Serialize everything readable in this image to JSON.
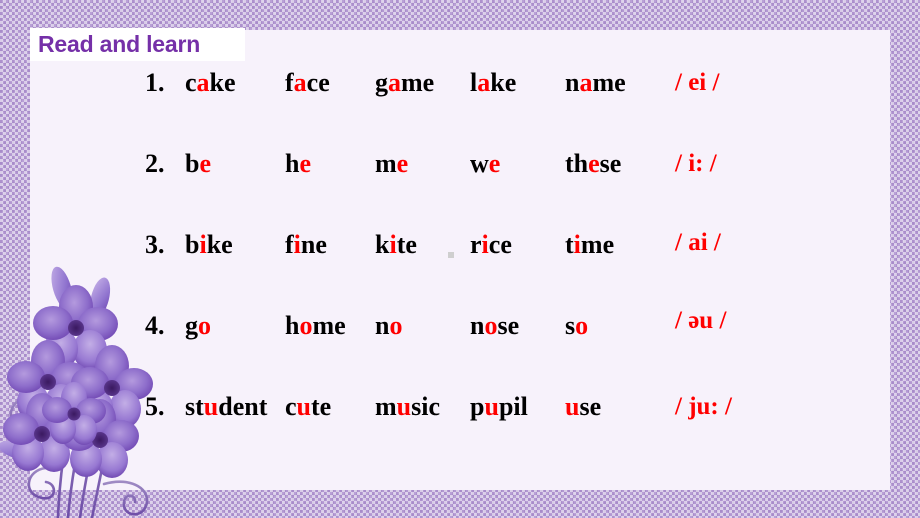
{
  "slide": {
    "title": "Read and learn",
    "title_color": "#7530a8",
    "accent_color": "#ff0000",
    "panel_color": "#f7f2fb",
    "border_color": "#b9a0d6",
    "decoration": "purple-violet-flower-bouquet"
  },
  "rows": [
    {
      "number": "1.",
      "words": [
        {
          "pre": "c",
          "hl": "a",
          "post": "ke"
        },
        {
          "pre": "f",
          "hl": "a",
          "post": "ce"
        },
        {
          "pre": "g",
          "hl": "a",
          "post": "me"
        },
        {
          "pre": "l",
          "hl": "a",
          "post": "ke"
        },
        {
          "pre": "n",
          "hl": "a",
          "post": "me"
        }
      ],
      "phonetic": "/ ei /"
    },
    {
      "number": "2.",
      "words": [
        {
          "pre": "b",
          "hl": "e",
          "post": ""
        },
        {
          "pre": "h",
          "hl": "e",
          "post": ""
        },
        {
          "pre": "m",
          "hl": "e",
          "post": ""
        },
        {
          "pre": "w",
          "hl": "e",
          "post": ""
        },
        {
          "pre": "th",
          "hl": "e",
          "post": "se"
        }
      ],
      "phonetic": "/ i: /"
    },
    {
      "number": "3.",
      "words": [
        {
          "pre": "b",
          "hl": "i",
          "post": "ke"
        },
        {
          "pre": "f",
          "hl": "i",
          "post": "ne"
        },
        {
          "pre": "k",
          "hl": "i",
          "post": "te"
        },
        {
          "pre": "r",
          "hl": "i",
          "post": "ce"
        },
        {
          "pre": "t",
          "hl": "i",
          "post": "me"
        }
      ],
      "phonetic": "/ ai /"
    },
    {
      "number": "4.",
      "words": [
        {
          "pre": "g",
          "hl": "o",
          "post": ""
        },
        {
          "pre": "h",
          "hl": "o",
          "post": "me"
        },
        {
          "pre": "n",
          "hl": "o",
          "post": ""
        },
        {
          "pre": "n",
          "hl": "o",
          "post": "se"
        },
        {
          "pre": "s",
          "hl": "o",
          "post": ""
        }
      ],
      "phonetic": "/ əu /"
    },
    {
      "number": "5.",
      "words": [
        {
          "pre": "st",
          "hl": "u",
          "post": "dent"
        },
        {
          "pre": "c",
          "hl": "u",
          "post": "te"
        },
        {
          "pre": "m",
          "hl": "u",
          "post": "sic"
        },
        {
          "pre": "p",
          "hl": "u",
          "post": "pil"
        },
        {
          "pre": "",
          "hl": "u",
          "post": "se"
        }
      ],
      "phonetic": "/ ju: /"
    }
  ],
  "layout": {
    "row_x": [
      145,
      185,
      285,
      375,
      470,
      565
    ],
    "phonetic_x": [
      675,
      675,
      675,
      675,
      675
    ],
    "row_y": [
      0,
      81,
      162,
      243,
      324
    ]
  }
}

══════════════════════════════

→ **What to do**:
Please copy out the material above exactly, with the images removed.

→ **Answer box**:
Serialize everything readable in this image to JSON.
{
  "slide": {
    "title": "Read and learn",
    "title_color": "#7530a8",
    "accent_color": "#ff0000",
    "panel_color": "#f7f2fb",
    "border_color": "#b9a0d6",
    "decoration": "purple-violet-flower-bouquet"
  },
  "rows": [
    {
      "number": "1.",
      "words": [
        {
          "pre": "c",
          "hl": "a",
          "post": "ke"
        },
        {
          "pre": "f",
          "hl": "a",
          "post": "ce"
        },
        {
          "pre": "g",
          "hl": "a",
          "post": "me"
        },
        {
          "pre": "l",
          "hl": "a",
          "post": "ke"
        },
        {
          "pre": "n",
          "hl": "a",
          "post": "me"
        }
      ],
      "phonetic": "/ ei /"
    },
    {
      "number": "2.",
      "words": [
        {
          "pre": "b",
          "hl": "e",
          "post": ""
        },
        {
          "pre": "h",
          "hl": "e",
          "post": ""
        },
        {
          "pre": "m",
          "hl": "e",
          "post": ""
        },
        {
          "pre": "w",
          "hl": "e",
          "post": ""
        },
        {
          "pre": "th",
          "hl": "e",
          "post": "se"
        }
      ],
      "phonetic": "/ i: /"
    },
    {
      "number": "3.",
      "words": [
        {
          "pre": "b",
          "hl": "i",
          "post": "ke"
        },
        {
          "pre": "f",
          "hl": "i",
          "post": "ne"
        },
        {
          "pre": "k",
          "hl": "i",
          "post": "te"
        },
        {
          "pre": "r",
          "hl": "i",
          "post": "ce"
        },
        {
          "pre": "t",
          "hl": "i",
          "post": "me"
        }
      ],
      "phonetic": "/ ai /"
    },
    {
      "number": "4.",
      "words": [
        {
          "pre": "g",
          "hl": "o",
          "post": ""
        },
        {
          "pre": "h",
          "hl": "o",
          "post": "me"
        },
        {
          "pre": "n",
          "hl": "o",
          "post": ""
        },
        {
          "pre": "n",
          "hl": "o",
          "post": "se"
        },
        {
          "pre": "s",
          "hl": "o",
          "post": ""
        }
      ],
      "phonetic": "/ əu /"
    },
    {
      "number": "5.",
      "words": [
        {
          "pre": "st",
          "hl": "u",
          "post": "dent"
        },
        {
          "pre": "c",
          "hl": "u",
          "post": "te"
        },
        {
          "pre": "m",
          "hl": "u",
          "post": "sic"
        },
        {
          "pre": "p",
          "hl": "u",
          "post": "pil"
        },
        {
          "pre": "",
          "hl": "u",
          "post": "se"
        }
      ],
      "phonetic": "/ ju: /"
    }
  ],
  "layout": {
    "row_x": [
      145,
      185,
      285,
      375,
      470,
      565
    ],
    "phonetic_x": [
      675,
      675,
      675,
      675,
      675
    ],
    "row_y": [
      0,
      81,
      162,
      243,
      324
    ]
  }
}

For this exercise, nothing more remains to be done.